> **Data for this task**
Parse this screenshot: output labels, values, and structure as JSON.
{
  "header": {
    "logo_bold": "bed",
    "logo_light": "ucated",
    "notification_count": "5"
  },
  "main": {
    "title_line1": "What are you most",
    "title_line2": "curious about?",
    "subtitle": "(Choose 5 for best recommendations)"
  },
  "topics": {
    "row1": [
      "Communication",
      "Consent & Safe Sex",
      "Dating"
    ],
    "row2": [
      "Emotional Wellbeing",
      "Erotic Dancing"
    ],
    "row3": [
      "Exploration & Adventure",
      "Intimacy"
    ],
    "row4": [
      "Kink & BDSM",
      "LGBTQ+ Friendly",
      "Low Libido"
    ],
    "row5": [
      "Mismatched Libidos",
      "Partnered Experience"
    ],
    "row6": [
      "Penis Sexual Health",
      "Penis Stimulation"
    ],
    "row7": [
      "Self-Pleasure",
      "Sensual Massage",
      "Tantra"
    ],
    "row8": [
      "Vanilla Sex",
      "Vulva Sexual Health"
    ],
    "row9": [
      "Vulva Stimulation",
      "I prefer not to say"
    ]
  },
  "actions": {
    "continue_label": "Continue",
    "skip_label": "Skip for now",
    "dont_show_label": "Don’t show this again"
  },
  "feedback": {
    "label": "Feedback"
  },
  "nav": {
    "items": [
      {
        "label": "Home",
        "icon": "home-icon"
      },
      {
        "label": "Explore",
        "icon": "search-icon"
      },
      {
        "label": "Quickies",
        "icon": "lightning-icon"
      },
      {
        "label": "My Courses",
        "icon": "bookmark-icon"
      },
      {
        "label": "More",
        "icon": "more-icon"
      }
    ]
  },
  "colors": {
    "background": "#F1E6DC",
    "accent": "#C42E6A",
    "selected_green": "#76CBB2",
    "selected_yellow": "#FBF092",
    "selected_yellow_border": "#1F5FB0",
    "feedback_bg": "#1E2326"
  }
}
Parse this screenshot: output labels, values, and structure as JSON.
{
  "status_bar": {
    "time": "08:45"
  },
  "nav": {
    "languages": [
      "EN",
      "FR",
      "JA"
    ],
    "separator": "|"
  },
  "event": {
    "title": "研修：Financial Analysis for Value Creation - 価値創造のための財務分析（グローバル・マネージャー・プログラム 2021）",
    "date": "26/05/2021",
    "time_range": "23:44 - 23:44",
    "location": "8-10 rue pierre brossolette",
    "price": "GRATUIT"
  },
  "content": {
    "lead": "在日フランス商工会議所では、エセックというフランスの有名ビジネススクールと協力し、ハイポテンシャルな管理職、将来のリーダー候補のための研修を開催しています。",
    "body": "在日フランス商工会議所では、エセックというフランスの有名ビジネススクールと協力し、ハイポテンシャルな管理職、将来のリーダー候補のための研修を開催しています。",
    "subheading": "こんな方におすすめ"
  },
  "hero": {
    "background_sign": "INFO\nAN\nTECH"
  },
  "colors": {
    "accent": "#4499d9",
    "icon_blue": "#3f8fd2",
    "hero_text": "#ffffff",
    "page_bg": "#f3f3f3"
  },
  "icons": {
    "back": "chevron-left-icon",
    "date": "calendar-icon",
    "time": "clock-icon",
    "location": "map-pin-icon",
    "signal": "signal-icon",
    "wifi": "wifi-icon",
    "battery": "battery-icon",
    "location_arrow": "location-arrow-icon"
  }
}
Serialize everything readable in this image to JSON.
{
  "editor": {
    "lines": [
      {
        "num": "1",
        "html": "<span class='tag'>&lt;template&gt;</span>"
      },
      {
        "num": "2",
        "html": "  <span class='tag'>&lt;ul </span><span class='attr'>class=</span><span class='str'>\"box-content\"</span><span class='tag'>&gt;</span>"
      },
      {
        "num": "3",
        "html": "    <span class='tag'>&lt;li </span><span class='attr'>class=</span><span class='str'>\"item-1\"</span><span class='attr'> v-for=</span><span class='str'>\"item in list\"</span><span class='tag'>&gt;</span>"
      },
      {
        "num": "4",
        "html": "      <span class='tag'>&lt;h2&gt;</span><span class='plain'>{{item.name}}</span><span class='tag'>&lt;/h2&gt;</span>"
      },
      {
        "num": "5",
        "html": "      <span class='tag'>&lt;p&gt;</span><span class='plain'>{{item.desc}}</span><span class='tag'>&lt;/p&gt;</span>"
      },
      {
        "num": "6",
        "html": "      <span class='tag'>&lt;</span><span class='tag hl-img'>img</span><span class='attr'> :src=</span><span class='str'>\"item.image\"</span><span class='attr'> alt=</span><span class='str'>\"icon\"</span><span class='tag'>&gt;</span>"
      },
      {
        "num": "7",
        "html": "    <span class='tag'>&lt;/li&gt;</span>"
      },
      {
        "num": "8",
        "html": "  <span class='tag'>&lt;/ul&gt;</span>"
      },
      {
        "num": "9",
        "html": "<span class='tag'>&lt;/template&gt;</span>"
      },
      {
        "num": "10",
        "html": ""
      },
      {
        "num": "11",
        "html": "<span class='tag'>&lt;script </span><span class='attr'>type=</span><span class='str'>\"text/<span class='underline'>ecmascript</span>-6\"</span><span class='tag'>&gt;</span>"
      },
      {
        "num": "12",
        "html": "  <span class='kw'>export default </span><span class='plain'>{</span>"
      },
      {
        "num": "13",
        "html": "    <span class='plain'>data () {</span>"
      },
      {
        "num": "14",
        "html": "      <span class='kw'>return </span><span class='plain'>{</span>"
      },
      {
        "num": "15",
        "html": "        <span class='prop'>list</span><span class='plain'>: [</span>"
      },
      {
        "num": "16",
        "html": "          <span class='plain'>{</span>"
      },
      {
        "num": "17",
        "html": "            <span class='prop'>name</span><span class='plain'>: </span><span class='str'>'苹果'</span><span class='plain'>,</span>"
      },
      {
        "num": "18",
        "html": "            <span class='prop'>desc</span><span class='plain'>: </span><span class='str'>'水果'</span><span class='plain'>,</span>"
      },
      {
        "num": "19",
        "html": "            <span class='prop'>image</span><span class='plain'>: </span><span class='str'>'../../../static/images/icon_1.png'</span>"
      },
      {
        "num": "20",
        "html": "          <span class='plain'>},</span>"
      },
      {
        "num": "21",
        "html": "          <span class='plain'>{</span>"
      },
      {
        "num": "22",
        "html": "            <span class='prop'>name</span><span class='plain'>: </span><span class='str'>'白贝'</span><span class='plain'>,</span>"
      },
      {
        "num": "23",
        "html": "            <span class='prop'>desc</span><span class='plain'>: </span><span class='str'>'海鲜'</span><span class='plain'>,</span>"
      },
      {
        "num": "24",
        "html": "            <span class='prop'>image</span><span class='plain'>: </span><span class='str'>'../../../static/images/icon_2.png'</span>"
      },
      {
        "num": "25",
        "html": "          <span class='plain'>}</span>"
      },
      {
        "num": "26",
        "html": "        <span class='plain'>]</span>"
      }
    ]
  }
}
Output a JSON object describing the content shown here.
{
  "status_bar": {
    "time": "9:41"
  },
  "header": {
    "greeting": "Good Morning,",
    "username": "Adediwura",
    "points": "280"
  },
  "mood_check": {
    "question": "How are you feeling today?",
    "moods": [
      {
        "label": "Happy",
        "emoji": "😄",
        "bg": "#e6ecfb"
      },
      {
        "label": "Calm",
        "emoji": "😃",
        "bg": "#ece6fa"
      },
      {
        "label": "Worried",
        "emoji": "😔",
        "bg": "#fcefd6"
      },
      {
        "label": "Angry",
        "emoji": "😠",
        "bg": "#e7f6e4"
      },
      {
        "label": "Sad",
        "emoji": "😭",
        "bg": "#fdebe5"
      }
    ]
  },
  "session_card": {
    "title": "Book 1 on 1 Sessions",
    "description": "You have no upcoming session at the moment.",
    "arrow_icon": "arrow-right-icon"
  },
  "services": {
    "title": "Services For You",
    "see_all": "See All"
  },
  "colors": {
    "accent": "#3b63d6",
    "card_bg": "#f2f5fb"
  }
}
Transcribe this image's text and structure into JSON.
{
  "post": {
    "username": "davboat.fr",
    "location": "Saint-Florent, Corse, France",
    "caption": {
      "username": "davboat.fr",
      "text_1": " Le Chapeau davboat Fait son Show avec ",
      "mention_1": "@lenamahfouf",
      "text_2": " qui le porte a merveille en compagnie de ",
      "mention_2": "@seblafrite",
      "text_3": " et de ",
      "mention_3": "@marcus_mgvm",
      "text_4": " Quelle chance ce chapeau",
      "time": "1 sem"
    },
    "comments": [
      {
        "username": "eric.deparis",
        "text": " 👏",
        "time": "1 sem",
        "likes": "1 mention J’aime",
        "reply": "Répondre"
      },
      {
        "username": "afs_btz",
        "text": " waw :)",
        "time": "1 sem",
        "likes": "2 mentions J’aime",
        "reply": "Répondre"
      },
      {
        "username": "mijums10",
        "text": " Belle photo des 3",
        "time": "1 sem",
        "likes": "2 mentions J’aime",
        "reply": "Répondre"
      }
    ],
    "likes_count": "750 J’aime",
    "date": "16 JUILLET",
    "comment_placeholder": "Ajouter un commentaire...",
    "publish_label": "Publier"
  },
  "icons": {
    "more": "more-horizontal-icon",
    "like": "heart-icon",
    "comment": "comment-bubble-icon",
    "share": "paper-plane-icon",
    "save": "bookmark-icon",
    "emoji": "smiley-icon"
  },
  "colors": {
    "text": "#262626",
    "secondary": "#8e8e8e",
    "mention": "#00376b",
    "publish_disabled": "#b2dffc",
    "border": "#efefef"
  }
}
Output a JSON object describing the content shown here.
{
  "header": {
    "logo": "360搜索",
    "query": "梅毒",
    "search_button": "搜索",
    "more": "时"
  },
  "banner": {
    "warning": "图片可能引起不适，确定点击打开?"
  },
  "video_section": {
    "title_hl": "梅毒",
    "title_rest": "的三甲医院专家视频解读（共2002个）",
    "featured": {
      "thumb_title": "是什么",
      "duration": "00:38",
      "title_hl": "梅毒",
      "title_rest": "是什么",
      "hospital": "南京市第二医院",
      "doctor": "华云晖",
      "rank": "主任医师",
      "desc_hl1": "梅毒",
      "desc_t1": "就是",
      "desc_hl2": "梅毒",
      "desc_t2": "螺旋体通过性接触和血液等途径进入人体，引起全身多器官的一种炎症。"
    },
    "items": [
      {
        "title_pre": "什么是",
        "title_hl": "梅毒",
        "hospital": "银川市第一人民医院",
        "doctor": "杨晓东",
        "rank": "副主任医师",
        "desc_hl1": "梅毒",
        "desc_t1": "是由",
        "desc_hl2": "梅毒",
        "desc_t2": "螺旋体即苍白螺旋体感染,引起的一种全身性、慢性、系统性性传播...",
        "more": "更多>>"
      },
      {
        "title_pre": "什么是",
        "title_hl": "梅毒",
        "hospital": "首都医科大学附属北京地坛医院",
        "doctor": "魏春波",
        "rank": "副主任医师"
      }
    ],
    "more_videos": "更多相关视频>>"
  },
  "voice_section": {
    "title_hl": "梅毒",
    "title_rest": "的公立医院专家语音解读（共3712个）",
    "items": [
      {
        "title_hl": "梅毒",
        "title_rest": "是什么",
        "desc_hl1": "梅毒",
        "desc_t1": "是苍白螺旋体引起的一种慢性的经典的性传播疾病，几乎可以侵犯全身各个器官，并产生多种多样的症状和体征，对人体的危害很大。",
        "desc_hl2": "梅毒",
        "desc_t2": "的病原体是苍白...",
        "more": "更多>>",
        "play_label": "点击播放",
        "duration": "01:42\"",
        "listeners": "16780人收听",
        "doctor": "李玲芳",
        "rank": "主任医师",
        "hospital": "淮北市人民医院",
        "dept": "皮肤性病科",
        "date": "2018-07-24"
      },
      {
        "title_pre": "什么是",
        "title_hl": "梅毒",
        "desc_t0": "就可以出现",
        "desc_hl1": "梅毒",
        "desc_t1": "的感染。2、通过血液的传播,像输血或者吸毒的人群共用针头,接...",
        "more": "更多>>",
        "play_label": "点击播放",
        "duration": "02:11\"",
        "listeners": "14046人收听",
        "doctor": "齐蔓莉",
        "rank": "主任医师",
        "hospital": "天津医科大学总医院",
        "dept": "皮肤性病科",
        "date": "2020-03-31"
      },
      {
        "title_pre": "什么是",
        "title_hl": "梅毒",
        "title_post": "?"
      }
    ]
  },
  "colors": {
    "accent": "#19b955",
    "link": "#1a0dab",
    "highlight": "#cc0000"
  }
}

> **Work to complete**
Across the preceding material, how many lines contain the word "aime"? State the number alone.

> **Your solution**
4